In a child’s life, “how early do important things happen?” asked child psychoanalyst D.W.Winnicott in 1945. A number of his colleagues believed that the camera might provide an answer to that question. Katie Joice explores the history of using film as a means of deciphering the mother-infant relationship.

You can read Katie’s journal article on this topic here:

Katie Joice
Production Date


After World War II, a new explanatory model for mental illness emerged within the ‘psy’ sciences. The traumas of infancy and early childhood gained new importance, and the relationship between mother and baby came under particular scrutiny. In order to make infant experience legible, psychiatrists and psychoanalysts began to use the medium of film to analyse babies’ gestures and expressions, and to classify mothering styles into healthy or pathological types. Hidden Persuaders researchers Katie Joice and Ian Magor describe the history of this important, but contentious, clinical practice in this visual essay.

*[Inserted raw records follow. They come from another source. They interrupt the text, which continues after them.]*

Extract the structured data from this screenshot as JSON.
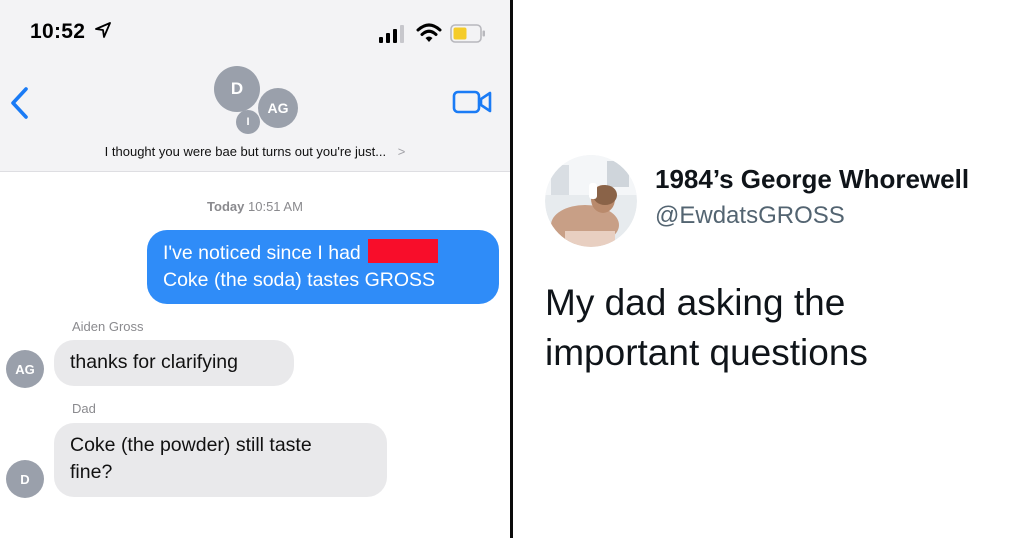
{
  "status_bar": {
    "time": "10:52",
    "location_arrow": "➤"
  },
  "conversation": {
    "avatars": {
      "d": "D",
      "ag": "AG",
      "i": "I"
    },
    "group_name": "I thought you were bae but turns out you're just...",
    "group_chevron": ">",
    "timestamp_day": "Today",
    "timestamp_time": "10:51 AM"
  },
  "messages": {
    "outgoing_line1": "I've noticed since I had",
    "outgoing_line2": "Coke (the soda) tastes GROSS",
    "aiden_sender": "Aiden Gross",
    "aiden_avatar": "AG",
    "aiden_text": "thanks for clarifying",
    "dad_sender": "Dad",
    "dad_avatar": "D",
    "dad_line1": "Coke (the powder) still taste",
    "dad_line2": "fine?"
  },
  "tweet": {
    "display_name": "1984’s George Whorewell",
    "handle": "@EwdatsGROSS",
    "text_line1": "My dad asking the",
    "text_line2": "important questions"
  },
  "colors": {
    "imessage_blue": "#2f8cf8",
    "ios_accent": "#1a7bf5",
    "redaction": "#f80d2a",
    "battery_low": "#f5cc2a",
    "incoming_bubble": "#e9e9eb"
  }
}
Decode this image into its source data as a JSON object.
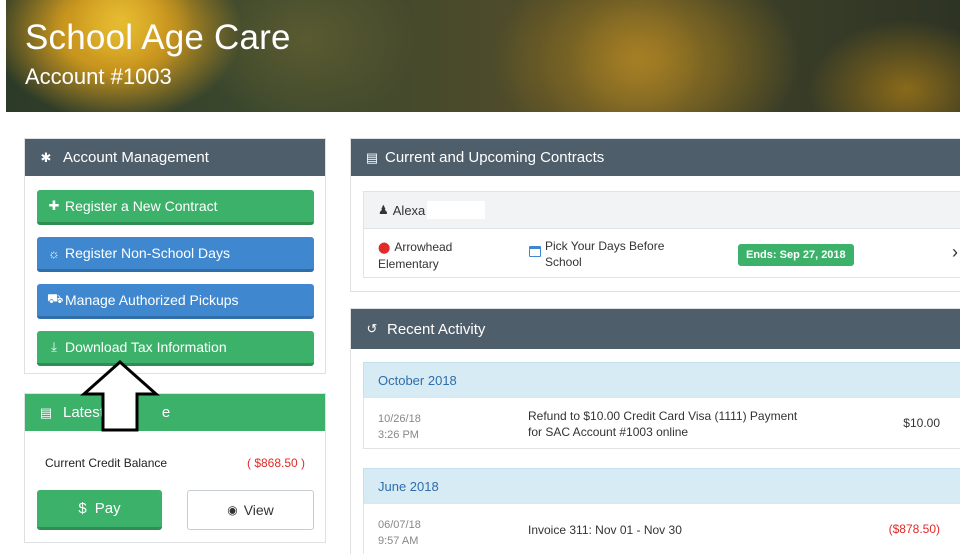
{
  "header": {
    "title": "School Age Care",
    "subtitle": "Account #1003"
  },
  "account_management": {
    "title": "Account Management",
    "icon": "gear-icon",
    "buttons": [
      {
        "label": "Register a New Contract",
        "icon": "plus-icon",
        "color": "#3cb16a"
      },
      {
        "label": "Register Non-School Days",
        "icon": "sun-icon",
        "color": "#3f88cf"
      },
      {
        "label": "Manage Authorized Pickups",
        "icon": "car-icon",
        "color": "#3f88cf"
      },
      {
        "label": "Download Tax Information",
        "icon": "download-icon",
        "color": "#3cb16a"
      }
    ]
  },
  "latest_invoice": {
    "title": "Latest",
    "title_tail": "e",
    "balance_label": "Current Credit Balance",
    "balance_value": "( $868.50 )",
    "pay_label": "Pay",
    "pay_symbol": "$",
    "view_label": "View"
  },
  "contracts": {
    "title": "Current and Upcoming Contracts",
    "child_name": "Alexa",
    "location_line1": "Arrowhead",
    "location_line2": "Elementary",
    "schedule_line1": "Pick Your Days Before",
    "schedule_line2": "School",
    "ends_badge": "Ends: Sep 27, 2018",
    "chevron": "›"
  },
  "activity": {
    "title": "Recent Activity",
    "groups": [
      {
        "month": "October 2018",
        "date": "10/26/18",
        "time": "3:26 PM",
        "desc_line1": "Refund to $10.00 Credit Card Visa (1111) Payment",
        "desc_line2": "for SAC Account #1003 online",
        "amount": "$10.00"
      },
      {
        "month": "June 2018",
        "date": "06/07/18",
        "time": "9:57 AM",
        "desc_line1": "Invoice 311: Nov 01 - Nov 30",
        "desc_line2": "",
        "amount": "($878.50)"
      }
    ]
  },
  "colors": {
    "accent_green": "#3cb16a",
    "accent_blue": "#3f88cf",
    "panel_header": "#4f5e6b",
    "negative": "#e02b27"
  }
}
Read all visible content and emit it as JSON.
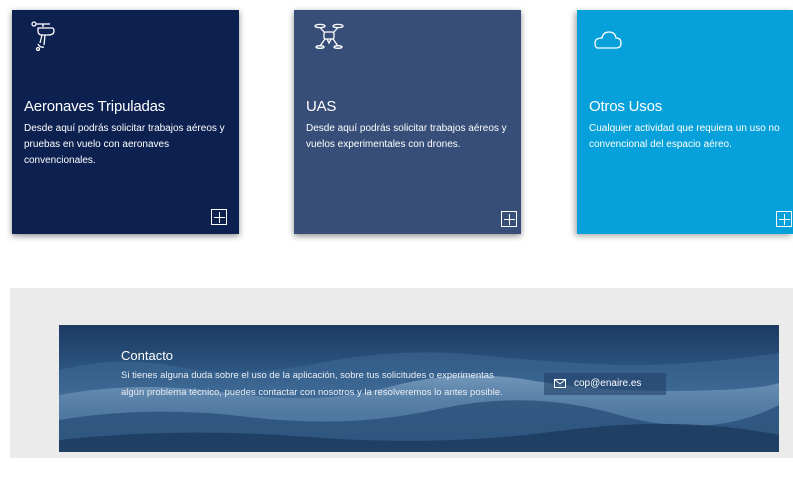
{
  "cards": [
    {
      "title": "Aeronaves Tripuladas",
      "description": "Desde aquí podrás solicitar trabajos aéreos y pruebas en vuelo con aeronaves convencionales.",
      "icon": "helicopter-icon",
      "color": "#0d2150"
    },
    {
      "title": "UAS",
      "description": "Desde aquí podrás solicitar trabajos aéreos y vuelos experimentales con drones.",
      "icon": "drone-icon",
      "color": "#374f78"
    },
    {
      "title": "Otros Usos",
      "description": "Cualquier actividad que requiera un uso no convencional del espacio aéreo.",
      "icon": "cloud-icon",
      "color": "#06a1da"
    }
  ],
  "contact": {
    "title": "Contacto",
    "text": "Si tienes alguna duda sobre el uso de la aplicación, sobre tus solicitudes o experimentas algún problema técnico, puedes contactar con nosotros y la resolveremos lo antes posible.",
    "email": "cop@enaire.es",
    "email_icon": "envelope-icon"
  }
}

About the filmmakers

Katie Joice is a historian of the ‘psy’ sciences. Her current research examines the use of visual methodologies in postwar child psychoanalysis and child psychiatry. Ian Magor has created and edited numerous video essays and his work can be viewed here.

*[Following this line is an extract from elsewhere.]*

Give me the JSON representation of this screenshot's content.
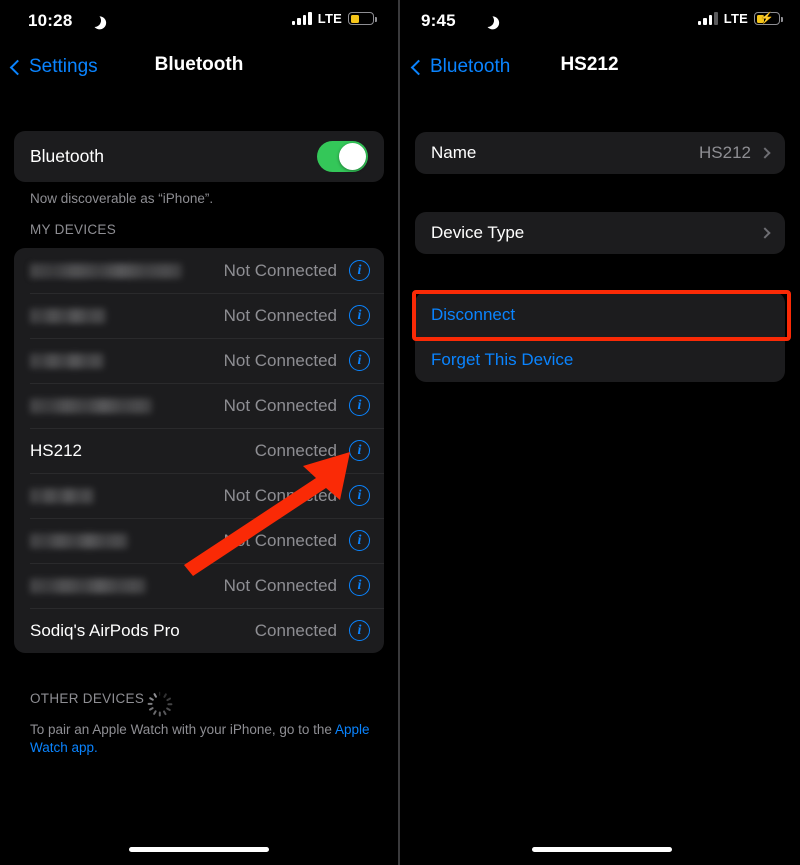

Read more about visual culture and child observation on the Hidden Persuaders blog